The mystery of Scotland's Overtoun 'dog suicide' bridge which has claimed the lives of over 600 pooches
Canine experts say it's mink and animal scent that draws the curious dogs to jump off but some others believe the bridge is haunted
Set foot in Scotland and you can be assured of seeing picturesque forests, quaint castles, ruins of a more romantic era and beautiful bridges. Speaking of bridges, the Overtoun Bridge is a picturesque piece of 19th-century architecture and can provide you with excellent photography shots but whatever you do, don't take your dog for a walk for there.
No, it's not because dogs are not allowed to walk on bridges in Southern Scotland but because this particular bridge has over the years earned a reputation for being a doggie 'suicide' bridge. An estimate of about 600 dogs have jumped off from this bridge. No particular reason has been found as to why the ancient structure lures dogs to jump off its edges.
About 50 dogs have been reported to have died in the act. The Overtoun bridge is situated near the village of Milton, near Dumbarton, Scotland. Nearby is the Overtoun House which has a history of about 160 years, the estate has served as a movie set, a maternity hospital and a place of recovery for Allied soldiers during WWII. The house's former occupants in no way describe what could be the possible reason for dogs to be acting so strange around the bridge but then an old haunted house nearby does make for a good explanation.
According to a report by Daily Record, the studies show that the reports of these dog-jumping phenomenon have been dated all the way back to 1950s. Leaping off the bridge would mean falling about 50 feet below into a waterfall.
Many people have studied the sensation, there are multiple patterns emerged, that dogs mostly jump from the same side of the bridge, in clear weather, and they are often breeds with long snouts, like German Shepherds and Scottish Terriers.
The Scottish Society for the Prevention of Cruelty to Animals has sent representatives to look into the matter but they were baffled by the strange behavior from the animals. Canine psychologist Dr David Sands is one among the many who traveled to Dumbarton to examine the bridge, including sight, smell and sound factors.
One theory was that the potent odor from male mink urine from under the bridge was something that compelled the dogs to jump. As the 'suicides' take place on dry days when the scent would have been at its strongest, the theory seems plausible.
But the author of the book 'Baron of Rainbow Bridge: Overtoun's Death Leaping Dog Mystery Unravelled' disagrees with the theory.
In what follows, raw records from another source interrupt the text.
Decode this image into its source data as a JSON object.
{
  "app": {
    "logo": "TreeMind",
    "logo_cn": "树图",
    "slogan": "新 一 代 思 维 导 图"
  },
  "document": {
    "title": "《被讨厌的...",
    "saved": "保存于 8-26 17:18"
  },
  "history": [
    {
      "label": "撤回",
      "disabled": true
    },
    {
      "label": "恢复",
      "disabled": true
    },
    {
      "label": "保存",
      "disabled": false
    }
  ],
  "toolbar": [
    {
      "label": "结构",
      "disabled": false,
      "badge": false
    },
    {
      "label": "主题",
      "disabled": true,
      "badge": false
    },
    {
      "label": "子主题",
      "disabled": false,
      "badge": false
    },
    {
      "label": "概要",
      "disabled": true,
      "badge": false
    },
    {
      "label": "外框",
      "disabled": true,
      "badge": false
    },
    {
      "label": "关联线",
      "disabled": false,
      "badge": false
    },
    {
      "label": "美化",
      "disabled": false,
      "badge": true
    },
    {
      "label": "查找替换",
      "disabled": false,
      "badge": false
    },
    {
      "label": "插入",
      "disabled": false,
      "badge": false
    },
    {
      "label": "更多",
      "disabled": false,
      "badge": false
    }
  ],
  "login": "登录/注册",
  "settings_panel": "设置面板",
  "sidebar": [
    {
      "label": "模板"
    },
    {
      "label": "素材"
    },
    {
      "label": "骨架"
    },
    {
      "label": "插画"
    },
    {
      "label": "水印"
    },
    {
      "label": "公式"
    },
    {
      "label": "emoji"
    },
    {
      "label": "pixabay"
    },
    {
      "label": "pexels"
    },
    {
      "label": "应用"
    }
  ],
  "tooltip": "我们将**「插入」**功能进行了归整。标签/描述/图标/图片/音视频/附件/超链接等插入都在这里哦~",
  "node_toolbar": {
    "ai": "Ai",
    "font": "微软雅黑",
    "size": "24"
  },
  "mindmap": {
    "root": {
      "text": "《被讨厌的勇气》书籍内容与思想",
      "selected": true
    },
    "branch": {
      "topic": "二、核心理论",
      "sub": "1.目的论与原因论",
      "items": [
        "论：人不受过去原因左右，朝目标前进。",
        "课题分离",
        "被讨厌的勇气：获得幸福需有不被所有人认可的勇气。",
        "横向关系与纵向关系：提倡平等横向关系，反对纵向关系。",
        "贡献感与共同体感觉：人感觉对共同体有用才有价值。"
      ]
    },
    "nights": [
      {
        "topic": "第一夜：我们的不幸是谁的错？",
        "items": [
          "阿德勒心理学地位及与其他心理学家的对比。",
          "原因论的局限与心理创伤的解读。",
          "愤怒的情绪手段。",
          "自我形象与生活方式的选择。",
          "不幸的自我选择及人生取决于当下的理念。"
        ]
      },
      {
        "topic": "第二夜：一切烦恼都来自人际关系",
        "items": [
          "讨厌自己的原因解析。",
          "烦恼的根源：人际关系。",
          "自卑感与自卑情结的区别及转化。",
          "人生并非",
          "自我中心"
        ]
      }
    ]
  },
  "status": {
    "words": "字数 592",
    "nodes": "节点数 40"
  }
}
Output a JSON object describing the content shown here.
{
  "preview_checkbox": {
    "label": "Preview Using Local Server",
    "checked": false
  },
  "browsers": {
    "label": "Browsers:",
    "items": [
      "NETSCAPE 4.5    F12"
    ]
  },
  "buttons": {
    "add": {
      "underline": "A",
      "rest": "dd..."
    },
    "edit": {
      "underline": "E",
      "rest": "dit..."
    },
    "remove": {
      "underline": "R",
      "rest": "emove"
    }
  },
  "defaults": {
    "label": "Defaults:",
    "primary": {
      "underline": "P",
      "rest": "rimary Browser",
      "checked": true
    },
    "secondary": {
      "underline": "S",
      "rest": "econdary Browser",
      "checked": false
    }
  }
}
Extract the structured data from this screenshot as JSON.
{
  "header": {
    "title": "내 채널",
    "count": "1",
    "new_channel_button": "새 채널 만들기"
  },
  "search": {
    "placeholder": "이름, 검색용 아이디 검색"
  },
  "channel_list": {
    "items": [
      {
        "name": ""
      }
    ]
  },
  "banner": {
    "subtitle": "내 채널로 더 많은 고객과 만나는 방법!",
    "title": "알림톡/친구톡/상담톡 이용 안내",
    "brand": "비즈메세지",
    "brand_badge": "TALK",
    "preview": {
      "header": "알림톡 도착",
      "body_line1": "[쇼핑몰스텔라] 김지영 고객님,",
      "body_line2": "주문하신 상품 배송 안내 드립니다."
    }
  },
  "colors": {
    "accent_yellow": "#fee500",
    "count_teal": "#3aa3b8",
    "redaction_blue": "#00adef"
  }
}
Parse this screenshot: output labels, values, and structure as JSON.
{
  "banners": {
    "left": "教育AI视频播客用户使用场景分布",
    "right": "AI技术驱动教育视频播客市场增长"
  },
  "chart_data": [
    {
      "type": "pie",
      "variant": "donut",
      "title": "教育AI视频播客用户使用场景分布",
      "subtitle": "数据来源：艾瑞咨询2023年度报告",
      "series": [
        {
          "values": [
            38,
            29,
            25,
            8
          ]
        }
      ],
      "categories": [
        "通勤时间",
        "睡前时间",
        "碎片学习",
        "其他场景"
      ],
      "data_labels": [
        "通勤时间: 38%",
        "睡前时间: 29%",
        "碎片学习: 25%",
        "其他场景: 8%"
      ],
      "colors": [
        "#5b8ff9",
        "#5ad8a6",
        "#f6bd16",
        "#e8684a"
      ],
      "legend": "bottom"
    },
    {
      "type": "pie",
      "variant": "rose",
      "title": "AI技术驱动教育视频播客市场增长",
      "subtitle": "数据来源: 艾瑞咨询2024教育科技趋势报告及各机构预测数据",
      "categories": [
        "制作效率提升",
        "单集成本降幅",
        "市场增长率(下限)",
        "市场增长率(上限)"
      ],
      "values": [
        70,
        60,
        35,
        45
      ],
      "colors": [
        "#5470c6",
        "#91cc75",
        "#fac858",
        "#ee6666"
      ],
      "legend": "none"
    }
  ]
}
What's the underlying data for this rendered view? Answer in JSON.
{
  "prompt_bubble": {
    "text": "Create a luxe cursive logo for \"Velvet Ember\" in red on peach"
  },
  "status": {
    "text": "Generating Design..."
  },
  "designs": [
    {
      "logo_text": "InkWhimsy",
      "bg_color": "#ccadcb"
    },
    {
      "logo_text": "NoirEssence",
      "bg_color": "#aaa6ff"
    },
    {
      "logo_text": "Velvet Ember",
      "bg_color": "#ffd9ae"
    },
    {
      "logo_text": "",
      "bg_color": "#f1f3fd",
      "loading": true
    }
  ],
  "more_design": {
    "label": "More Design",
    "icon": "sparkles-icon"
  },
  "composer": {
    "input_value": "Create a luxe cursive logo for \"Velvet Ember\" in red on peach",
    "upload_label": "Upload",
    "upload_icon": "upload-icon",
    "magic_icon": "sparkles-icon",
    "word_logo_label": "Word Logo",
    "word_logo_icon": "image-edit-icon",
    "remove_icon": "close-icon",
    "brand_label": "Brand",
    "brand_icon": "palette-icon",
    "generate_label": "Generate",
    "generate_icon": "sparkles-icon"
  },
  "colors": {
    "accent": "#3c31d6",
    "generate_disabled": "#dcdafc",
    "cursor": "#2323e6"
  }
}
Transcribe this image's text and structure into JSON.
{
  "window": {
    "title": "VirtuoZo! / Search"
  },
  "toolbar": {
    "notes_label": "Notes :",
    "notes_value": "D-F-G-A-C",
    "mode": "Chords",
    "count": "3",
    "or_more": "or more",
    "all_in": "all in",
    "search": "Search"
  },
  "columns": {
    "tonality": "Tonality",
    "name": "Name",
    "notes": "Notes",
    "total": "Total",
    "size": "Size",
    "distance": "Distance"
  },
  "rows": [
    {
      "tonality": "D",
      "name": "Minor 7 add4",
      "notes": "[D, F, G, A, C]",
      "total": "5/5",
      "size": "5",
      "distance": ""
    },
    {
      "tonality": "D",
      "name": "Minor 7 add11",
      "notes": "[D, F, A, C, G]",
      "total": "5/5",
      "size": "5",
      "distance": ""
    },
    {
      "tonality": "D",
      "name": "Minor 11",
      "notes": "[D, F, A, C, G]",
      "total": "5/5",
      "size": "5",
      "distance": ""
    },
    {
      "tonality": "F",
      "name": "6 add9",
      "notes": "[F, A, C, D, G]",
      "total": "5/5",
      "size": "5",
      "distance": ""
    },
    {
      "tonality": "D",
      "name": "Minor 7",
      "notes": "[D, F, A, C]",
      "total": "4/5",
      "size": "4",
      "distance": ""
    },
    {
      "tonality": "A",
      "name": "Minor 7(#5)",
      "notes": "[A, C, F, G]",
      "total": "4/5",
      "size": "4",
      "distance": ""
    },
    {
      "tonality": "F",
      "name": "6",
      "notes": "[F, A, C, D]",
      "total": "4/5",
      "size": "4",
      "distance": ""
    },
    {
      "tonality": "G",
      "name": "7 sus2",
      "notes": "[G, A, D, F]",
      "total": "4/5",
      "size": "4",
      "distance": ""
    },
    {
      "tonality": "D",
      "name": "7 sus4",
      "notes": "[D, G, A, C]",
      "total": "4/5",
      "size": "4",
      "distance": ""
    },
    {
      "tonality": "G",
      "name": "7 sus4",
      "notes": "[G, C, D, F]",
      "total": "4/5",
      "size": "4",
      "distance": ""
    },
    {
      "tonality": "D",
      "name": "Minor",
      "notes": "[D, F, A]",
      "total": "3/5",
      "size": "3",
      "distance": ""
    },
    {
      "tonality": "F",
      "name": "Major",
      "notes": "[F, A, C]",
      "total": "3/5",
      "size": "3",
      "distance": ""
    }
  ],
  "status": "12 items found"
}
He instead offers a paranormal explanation to the phenom. He says Overtoun is historically a hive of supernatural activity such as fairies, spirits, earth energies and ghosts, which supersensitive dogs are picking up at the bridge. Owens says Overtoun's most famous White Lady ghost stalks Overtoun Bridge and believes she is the cause of the unexplained dog leaping mystery.
Another man who disagreed with the mink theory was a local hunter John Joyce who has lived in the area for 50 years and he said in 2014 that "There is no mink around here. I can tell you that with absolute certainty."
One lucky dog who survived the death was three-year-old Cassie, who jumped from the Overtoun bridge in 2014. Her owner Alice Trevorrow spoke to the Daily Record then, she said, "We had just got out of the car and Cassie immediately made her way to the bridge.
"She loves her ball and is normally looking at me waiting for it so it was very uncharacteristic. She turned her head, looked up and did this massive leap. I will never forget the awful whine she made as she jumped over."
Cassie, however, survived the fall and spent six days in a hospital.
There is more to the feeling of the being compelled to jump off this particular bridge. Not only dogs but even humans have reported feeling the odd urge to throw themselves off the bridge. Religious and philosophy teacher Paul Owens told the Sun: "I was standing there two years ago when I felt a firm, hard prod that felt like a finger. "Something or someone was trying to push me over the bridge too, just like the dogs."
In 1994 Kevin Moy threw his baby son to his death and later tried to kill himself at the same spot, it was reported. A sign now warns dog owners of the "dangerous bridge" reading: "Please keep your dogs on a lead."